■ **Exercise prompt**: Could you give back the records exactly, taking out the pictures?

■ **Exercise materials**:
====
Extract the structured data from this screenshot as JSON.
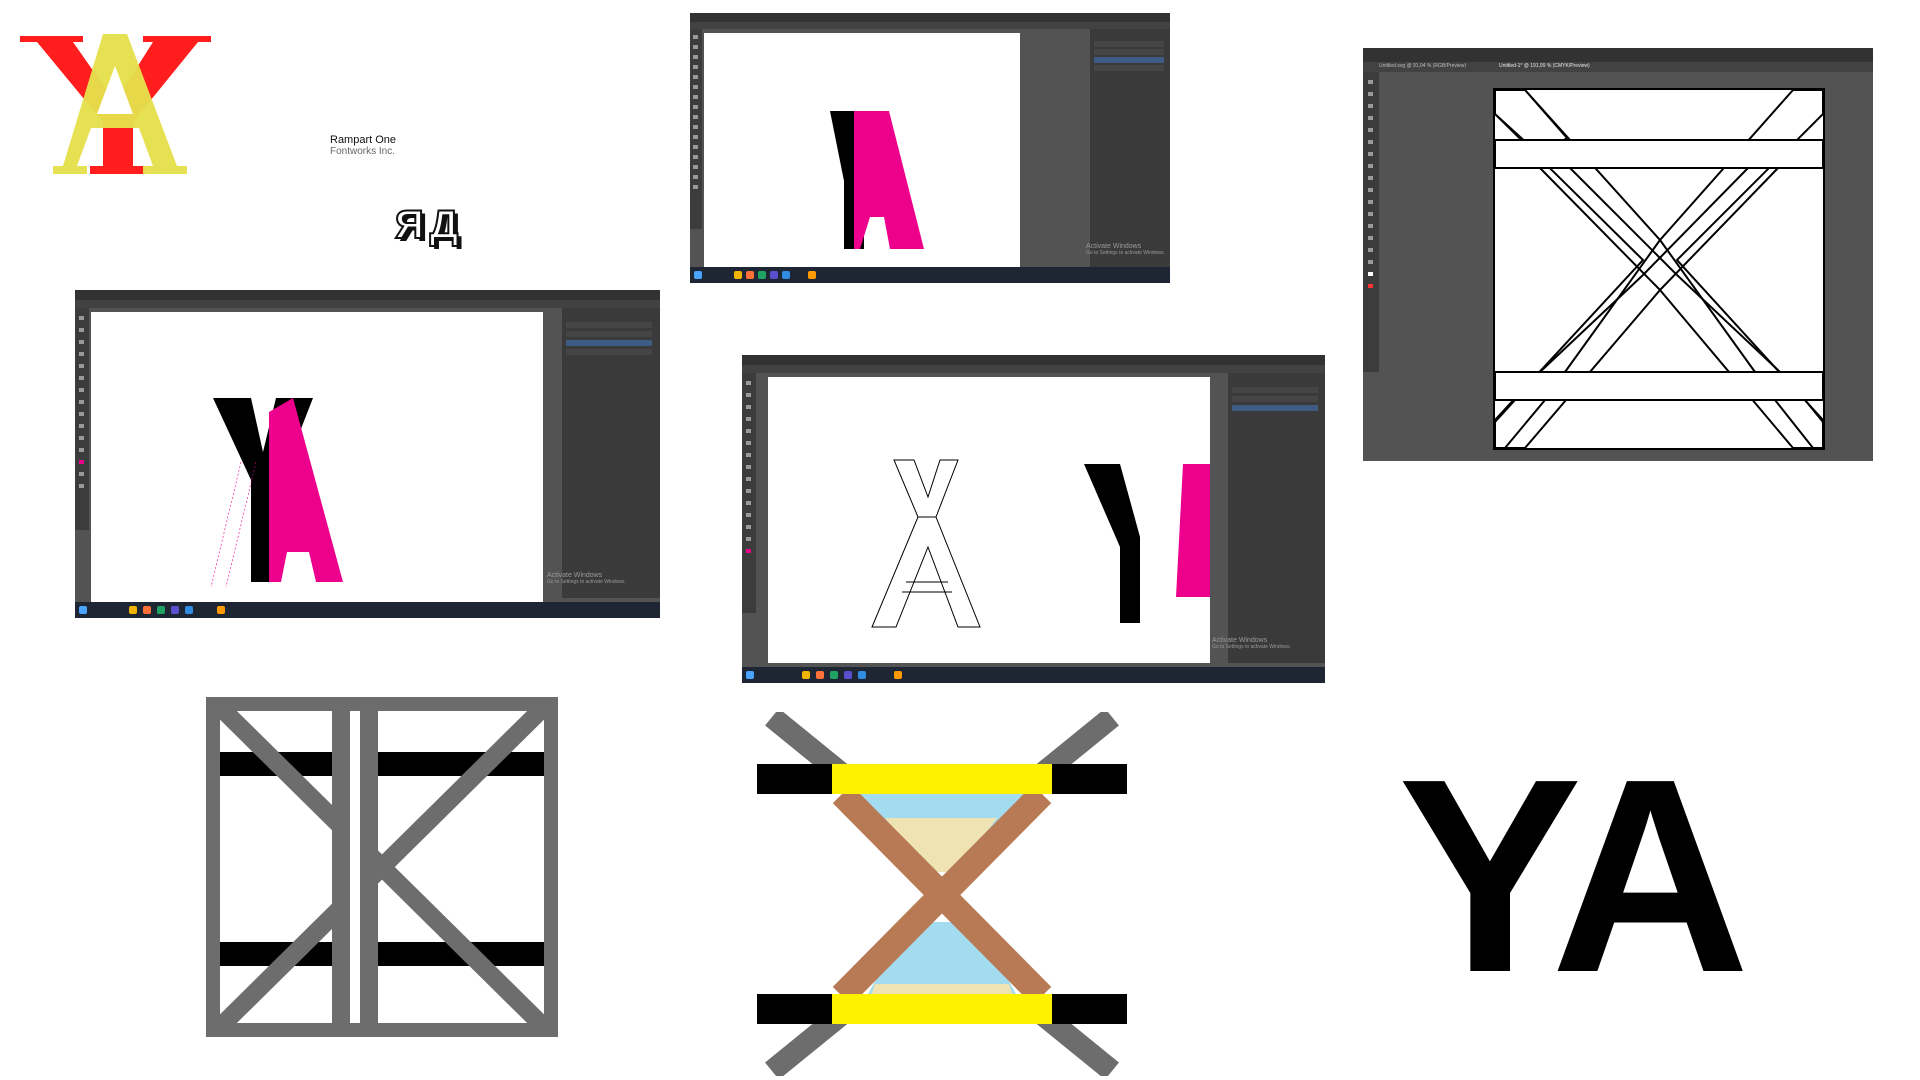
{
  "font_card": {
    "name": "Rampart One",
    "foundry": "Fontworks Inc.",
    "sample": "ЯД"
  },
  "logo_text": "YA",
  "monograms": {
    "red_letter": "Y",
    "yellow_letter": "A"
  },
  "colors": {
    "magenta": "#ec008c",
    "red": "#ff1d1d",
    "yellow": "#e5e04b",
    "gray": "#6d6d6d",
    "brown": "#b87a54",
    "sky": "#a4dcef",
    "sand": "#efe3b3",
    "bright_yellow": "#fff200",
    "ui_dark": "#535353"
  },
  "screenshot_a": {
    "watermark_line1": "Activate Windows",
    "watermark_line2": "Go to Settings to activate Windows."
  },
  "screenshot_b": {
    "watermark_line1": "Activate Windows",
    "watermark_line2": "Go to Settings to activate Windows."
  },
  "screenshot_c": {
    "watermark_line1": "Activate Windows",
    "watermark_line2": "Go to Settings to activate Windows."
  },
  "screenshot_d": {
    "tab1": "Untitled.svg @ 91,04 % (RGB/Preview)",
    "tab2": "Untitled-1* @ 191,99 % (CMYK/Preview)"
  }
}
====
■ **Task answer**:
Extract the structured data from this screenshot as JSON.
{
  "font_card": {
    "name": "Rampart One",
    "foundry": "Fontworks Inc.",
    "sample": "ЯД"
  },
  "logo_text": "YA",
  "monograms": {
    "red_letter": "Y",
    "yellow_letter": "A"
  },
  "colors": {
    "magenta": "#ec008c",
    "red": "#ff1d1d",
    "yellow": "#e5e04b",
    "gray": "#6d6d6d",
    "brown": "#b87a54",
    "sky": "#a4dcef",
    "sand": "#efe3b3",
    "bright_yellow": "#fff200",
    "ui_dark": "#535353"
  },
  "screenshot_a": {
    "watermark_line1": "Activate Windows",
    "watermark_line2": "Go to Settings to activate Windows."
  },
  "screenshot_b": {
    "watermark_line1": "Activate Windows",
    "watermark_line2": "Go to Settings to activate Windows."
  },
  "screenshot_c": {
    "watermark_line1": "Activate Windows",
    "watermark_line2": "Go to Settings to activate Windows."
  },
  "screenshot_d": {
    "tab1": "Untitled.svg @ 91,04 % (RGB/Preview)",
    "tab2": "Untitled-1* @ 191,99 % (CMYK/Preview)"
  }
}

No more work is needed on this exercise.